=== Section Start ===

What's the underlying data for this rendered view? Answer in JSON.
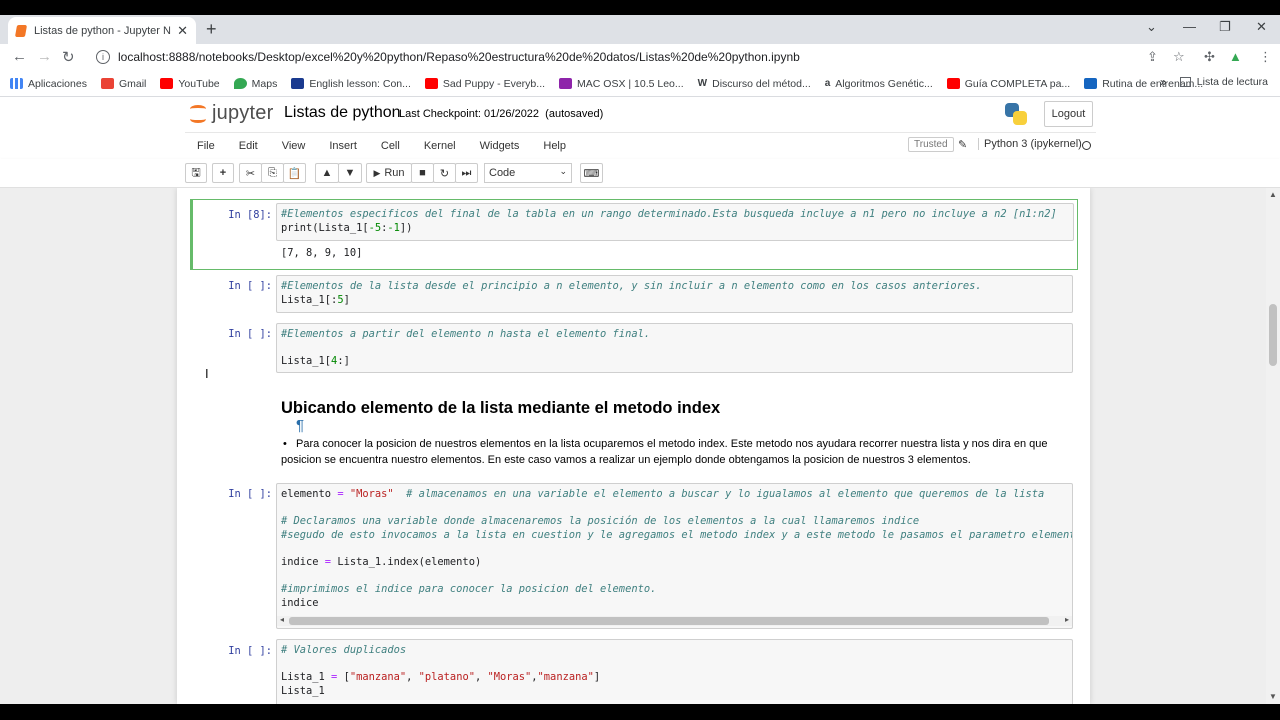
{
  "browser": {
    "tab_title": "Listas de python - Jupyter Noteb",
    "url": "localhost:8888/notebooks/Desktop/excel%20y%20python/Repaso%20estructura%20de%20datos/Listas%20de%20python.ipynb",
    "bookmarks": [
      {
        "label": "Aplicaciones",
        "color": "#4285f4"
      },
      {
        "label": "Gmail",
        "color": "#ea4335"
      },
      {
        "label": "YouTube",
        "color": "#ff0000"
      },
      {
        "label": "Maps",
        "color": "#34a853"
      },
      {
        "label": "English lesson: Con...",
        "color": "#1a3a8f"
      },
      {
        "label": "Sad Puppy - Everyb...",
        "color": "#ff0000"
      },
      {
        "label": "MAC OSX | 10.5 Leo...",
        "color": "#8e24aa"
      },
      {
        "label": "Discurso del métod...",
        "color": "#000000"
      },
      {
        "label": "Algoritmos Genétic...",
        "color": "#ff9900"
      },
      {
        "label": "Guía COMPLETA pa...",
        "color": "#ff0000"
      },
      {
        "label": "Rutina de entrenam...",
        "color": "#1565c0"
      }
    ],
    "more_bookmarks": "»",
    "reading_list": "Lista de lectura"
  },
  "jupyter": {
    "logo_text": "jupyter",
    "notebook_name": "Listas de python",
    "checkpoint": "Last Checkpoint: 01/26/2022",
    "autosaved": "(autosaved)",
    "logout": "Logout",
    "menus": [
      "File",
      "Edit",
      "View",
      "Insert",
      "Cell",
      "Kernel",
      "Widgets",
      "Help"
    ],
    "trusted": "Trusted",
    "kernel_name": "Python 3 (ipykernel)",
    "run_label": "Run",
    "cell_type": "Code"
  },
  "cells": {
    "c1": {
      "prompt": "In [8]:",
      "line1": "#Elementos especificos del final de la tabla en un rango determinado.Esta busqueda incluye a n1 pero no incluye a n2 [n1:n2]",
      "line2_a": "print(Lista_1[",
      "line2_b": "-5",
      "line2_c": ":",
      "line2_d": "-1",
      "line2_e": "])",
      "output": "[7, 8, 9, 10]"
    },
    "c2": {
      "prompt": "In [ ]:",
      "line1": "#Elementos de la lista desde el principio a n elemento, y sin incluir a n elemento como en los casos anteriores.",
      "line2_a": "Lista_1[:",
      "line2_b": "5",
      "line2_c": "]"
    },
    "c3": {
      "prompt": "In [ ]:",
      "line1": "#Elementos a partir del elemento n hasta el elemento final.",
      "line2_a": "Lista_1[",
      "line2_b": "4",
      "line2_c": ":]"
    },
    "md": {
      "heading": "Ubicando elemento de la lista mediante el metodo index",
      "pilcrow": "¶",
      "bullet": "Para conocer la posicion de nuestros elementos en la lista ocuparemos el metodo index. Este metodo nos ayudara recorrer nuestra lista y nos dira en que posicion se encuentra nuestro elementos. En este caso vamos a realizar un ejemplo donde obtengamos la posicion de nuestros 3 elementos."
    },
    "c4": {
      "prompt": "In [ ]:",
      "l1_a": "elemento ",
      "l1_b": "=",
      "l1_c": " \"Moras\"",
      "l1_d": "  # almacenamos en una variable el elemento a buscar y lo igualamos al elemento que queremos de la lista",
      "l2": "# Declaramos una variable donde almacenaremos la posición de los elementos a la cual llamaremos indice",
      "l3": "#segudo de esto invocamos a la lista en cuestion y le agregamos el metodo index y a este metodo le pasamos el parametro elemento.",
      "l4_a": "indice ",
      "l4_b": "=",
      "l4_c": " Lista_1.index(elemento)",
      "l5": "#imprimimos el indice para conocer la posicion del elemento.",
      "l6": "indice"
    },
    "c5": {
      "prompt": "In [ ]:",
      "l1": "# Valores duplicados",
      "l2_a": "Lista_1 ",
      "l2_b": "=",
      "l2_c": " [",
      "l2_d": "\"manzana\"",
      "l2_e": ", ",
      "l2_f": "\"platano\"",
      "l2_g": ", ",
      "l2_h": "\"Moras\"",
      "l2_i": ",",
      "l2_j": "\"manzana\"",
      "l2_k": "]",
      "l3": "Lista_1"
    }
  }
}
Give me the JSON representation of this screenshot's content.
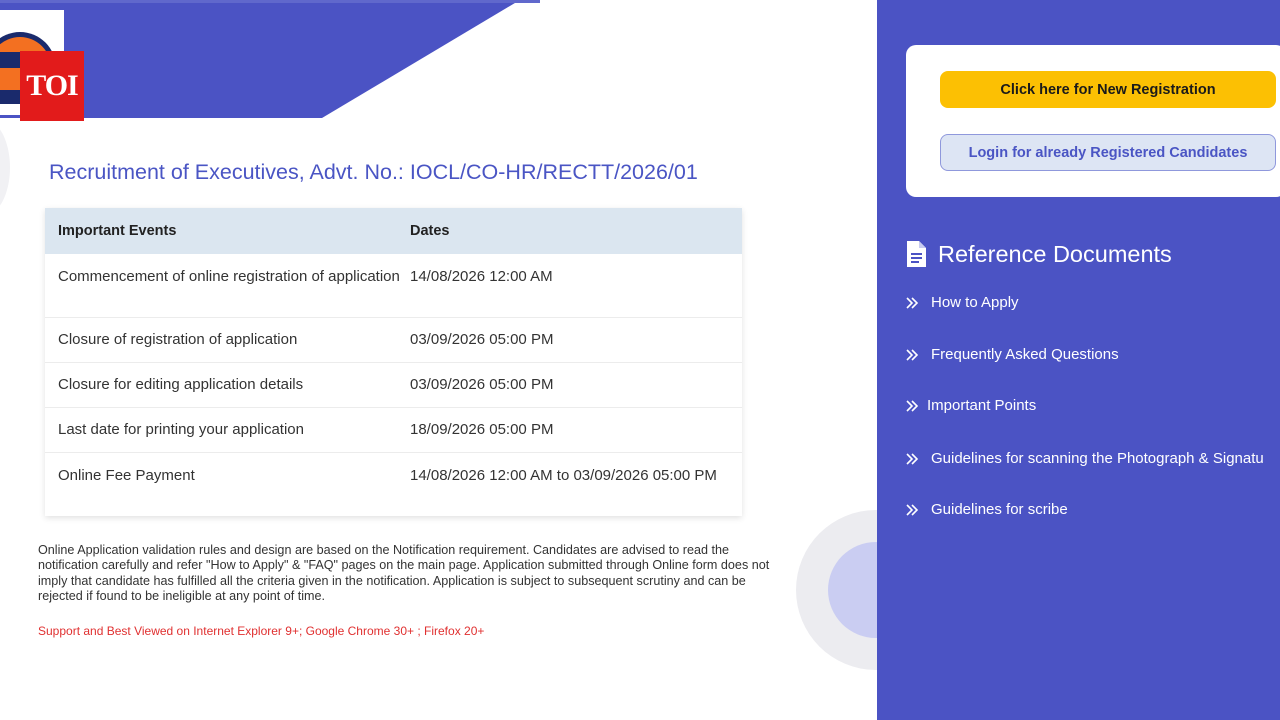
{
  "banner": {
    "logo_text": "TOI",
    "brand_color": "#4b53c4"
  },
  "page_title": "Recruitment of Executives, Advt. No.: IOCL/CO-HR/RECTT/2026/01",
  "events_table": {
    "headers": [
      "Important Events",
      "Dates"
    ],
    "rows": [
      {
        "event": "Commencement of online registration of application",
        "date": "14/08/2026 12:00 AM"
      },
      {
        "event": "Closure of registration of application",
        "date": "03/09/2026 05:00 PM"
      },
      {
        "event": "Closure for editing application details",
        "date": "03/09/2026 05:00 PM"
      },
      {
        "event": "Last date for printing your application",
        "date": "18/09/2026 05:00 PM"
      },
      {
        "event": "Online Fee Payment",
        "date": "14/08/2026 12:00 AM to 03/09/2026 05:00 PM"
      }
    ]
  },
  "note": "Online Application validation rules and design are based on the Notification requirement. Candidates are advised to read the notification carefully and refer \"How to Apply\" & \"FAQ\" pages on the main page. Application submitted through Online form does not imply that candidate has fulfilled all the criteria given in the notification. Application is subject to subsequent scrutiny and can be rejected if found to be ineligible at any point of time.",
  "support_text": "Support and Best Viewed on Internet Explorer 9+; Google Chrome 30+ ; Firefox 20+",
  "actions": {
    "new_registration": "Click here for New Registration",
    "login": "Login for already Registered Candidates"
  },
  "reference": {
    "title": "Reference Documents",
    "icon": "document-icon",
    "items": [
      "How to Apply",
      "Frequently Asked Questions",
      "Important Points",
      "Guidelines for scanning the Photograph & Signatu",
      "Guidelines for scribe"
    ]
  },
  "colors": {
    "accent_yellow": "#fcc003",
    "title_blue": "#4a55c4",
    "support_red": "#e03030"
  }
}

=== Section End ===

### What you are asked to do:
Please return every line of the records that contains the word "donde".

### Your response:
      "bullet": "Para conocer la posicion de nuestros elementos en la lista ocuparemos el metodo index. Este metodo nos ayudara recorrer nuestra lista y nos dira en que posicion se encuentra nuestro elementos. En este caso vamos a realizar un ejemplo donde obtengamos la posicion de nuestros 3 elementos."
      "l2": "# Declaramos una variable donde almacenaremos la posición de los elementos a la cual llamaremos indice",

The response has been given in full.